**PROMPT:** Copy every record below exactly as it appears.

--- DATA FOR ANALYSIS Enclosed Below ---

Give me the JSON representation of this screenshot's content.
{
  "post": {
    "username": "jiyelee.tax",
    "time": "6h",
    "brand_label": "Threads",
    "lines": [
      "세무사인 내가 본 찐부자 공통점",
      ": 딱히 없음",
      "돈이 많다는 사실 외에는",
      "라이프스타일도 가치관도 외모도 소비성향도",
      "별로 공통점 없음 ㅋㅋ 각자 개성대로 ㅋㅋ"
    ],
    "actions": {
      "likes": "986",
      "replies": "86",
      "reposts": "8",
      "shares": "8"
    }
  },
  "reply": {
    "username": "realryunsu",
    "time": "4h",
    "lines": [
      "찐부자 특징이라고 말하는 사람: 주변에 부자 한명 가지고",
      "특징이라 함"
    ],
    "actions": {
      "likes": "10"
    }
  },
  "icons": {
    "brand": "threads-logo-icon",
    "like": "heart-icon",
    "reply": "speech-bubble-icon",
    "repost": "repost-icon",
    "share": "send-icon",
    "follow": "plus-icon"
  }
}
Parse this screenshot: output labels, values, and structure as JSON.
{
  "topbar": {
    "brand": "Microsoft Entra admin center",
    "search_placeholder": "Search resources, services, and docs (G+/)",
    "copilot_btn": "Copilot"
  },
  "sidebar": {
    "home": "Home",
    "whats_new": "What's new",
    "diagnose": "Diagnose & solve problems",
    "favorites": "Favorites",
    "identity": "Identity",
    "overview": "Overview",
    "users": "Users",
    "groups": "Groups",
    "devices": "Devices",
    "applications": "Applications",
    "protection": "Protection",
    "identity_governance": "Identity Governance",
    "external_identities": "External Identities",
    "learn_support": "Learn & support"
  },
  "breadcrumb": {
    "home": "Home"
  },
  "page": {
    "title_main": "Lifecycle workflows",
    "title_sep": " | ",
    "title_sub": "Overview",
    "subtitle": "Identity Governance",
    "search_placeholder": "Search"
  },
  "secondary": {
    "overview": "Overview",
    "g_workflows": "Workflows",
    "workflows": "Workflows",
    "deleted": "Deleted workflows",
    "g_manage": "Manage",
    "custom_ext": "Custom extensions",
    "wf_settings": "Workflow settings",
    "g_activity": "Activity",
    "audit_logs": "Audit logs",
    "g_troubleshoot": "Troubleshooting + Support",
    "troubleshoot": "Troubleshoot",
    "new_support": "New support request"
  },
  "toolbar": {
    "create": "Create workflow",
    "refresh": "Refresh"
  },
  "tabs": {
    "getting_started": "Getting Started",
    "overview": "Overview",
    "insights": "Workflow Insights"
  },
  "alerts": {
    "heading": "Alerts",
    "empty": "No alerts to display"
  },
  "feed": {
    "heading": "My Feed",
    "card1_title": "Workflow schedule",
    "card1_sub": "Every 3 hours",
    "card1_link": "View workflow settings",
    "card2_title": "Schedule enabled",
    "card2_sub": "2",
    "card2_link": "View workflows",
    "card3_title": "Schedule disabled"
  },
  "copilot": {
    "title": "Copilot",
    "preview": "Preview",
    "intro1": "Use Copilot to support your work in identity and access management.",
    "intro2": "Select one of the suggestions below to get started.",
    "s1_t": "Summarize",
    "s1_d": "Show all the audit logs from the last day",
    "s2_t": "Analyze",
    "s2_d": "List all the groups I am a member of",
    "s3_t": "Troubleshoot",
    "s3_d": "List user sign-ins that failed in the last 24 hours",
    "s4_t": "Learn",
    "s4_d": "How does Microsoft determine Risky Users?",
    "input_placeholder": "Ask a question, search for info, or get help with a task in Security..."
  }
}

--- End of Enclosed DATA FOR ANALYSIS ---

**YOUR SOLUTION:**
Give me the JSON representation of this screenshot's content.
{
  "post": {
    "username": "jiyelee.tax",
    "time": "6h",
    "brand_label": "Threads",
    "lines": [
      "세무사인 내가 본 찐부자 공통점",
      ": 딱히 없음",
      "돈이 많다는 사실 외에는",
      "라이프스타일도 가치관도 외모도 소비성향도",
      "별로 공통점 없음 ㅋㅋ 각자 개성대로 ㅋㅋ"
    ],
    "actions": {
      "likes": "986",
      "replies": "86",
      "reposts": "8",
      "shares": "8"
    }
  },
  "reply": {
    "username": "realryunsu",
    "time": "4h",
    "lines": [
      "찐부자 특징이라고 말하는 사람: 주변에 부자 한명 가지고",
      "특징이라 함"
    ],
    "actions": {
      "likes": "10"
    }
  },
  "icons": {
    "brand": "threads-logo-icon",
    "like": "heart-icon",
    "reply": "speech-bubble-icon",
    "repost": "repost-icon",
    "share": "send-icon",
    "follow": "plus-icon"
  }
}
Parse this screenshot: output labels, values, and structure as JSON.
{
  "topbar": {
    "brand": "Microsoft Entra admin center",
    "search_placeholder": "Search resources, services, and docs (G+/)",
    "copilot_btn": "Copilot"
  },
  "sidebar": {
    "home": "Home",
    "whats_new": "What's new",
    "diagnose": "Diagnose & solve problems",
    "favorites": "Favorites",
    "identity": "Identity",
    "overview": "Overview",
    "users": "Users",
    "groups": "Groups",
    "devices": "Devices",
    "applications": "Applications",
    "protection": "Protection",
    "identity_governance": "Identity Governance",
    "external_identities": "External Identities",
    "learn_support": "Learn & support"
  },
  "breadcrumb": {
    "home": "Home"
  },
  "page": {
    "title_main": "Lifecycle workflows",
    "title_sep": " | ",
    "title_sub": "Overview",
    "subtitle": "Identity Governance",
    "search_placeholder": "Search"
  },
  "secondary": {
    "overview": "Overview",
    "g_workflows": "Workflows",
    "workflows": "Workflows",
    "deleted": "Deleted workflows",
    "g_manage": "Manage",
    "custom_ext": "Custom extensions",
    "wf_settings": "Workflow settings",
    "g_activity": "Activity",
    "audit_logs": "Audit logs",
    "g_troubleshoot": "Troubleshooting + Support",
    "troubleshoot": "Troubleshoot",
    "new_support": "New support request"
  },
  "toolbar": {
    "create": "Create workflow",
    "refresh": "Refresh"
  },
  "tabs": {
    "getting_started": "Getting Started",
    "overview": "Overview",
    "insights": "Workflow Insights"
  },
  "alerts": {
    "heading": "Alerts",
    "empty": "No alerts to display"
  },
  "feed": {
    "heading": "My Feed",
    "card1_title": "Workflow schedule",
    "card1_sub": "Every 3 hours",
    "card1_link": "View workflow settings",
    "card2_title": "Schedule enabled",
    "card2_sub": "2",
    "card2_link": "View workflows",
    "card3_title": "Schedule disabled"
  },
  "copilot": {
    "title": "Copilot",
    "preview": "Preview",
    "intro1": "Use Copilot to support your work in identity and access management.",
    "intro2": "Select one of the suggestions below to get started.",
    "s1_t": "Summarize",
    "s1_d": "Show all the audit logs from the last day",
    "s2_t": "Analyze",
    "s2_d": "List all the groups I am a member of",
    "s3_t": "Troubleshoot",
    "s3_d": "List user sign-ins that failed in the last 24 hours",
    "s4_t": "Learn",
    "s4_d": "How does Microsoft determine Risky Users?",
    "input_placeholder": "Ask a question, search for info, or get help with a task in Security..."
  }
}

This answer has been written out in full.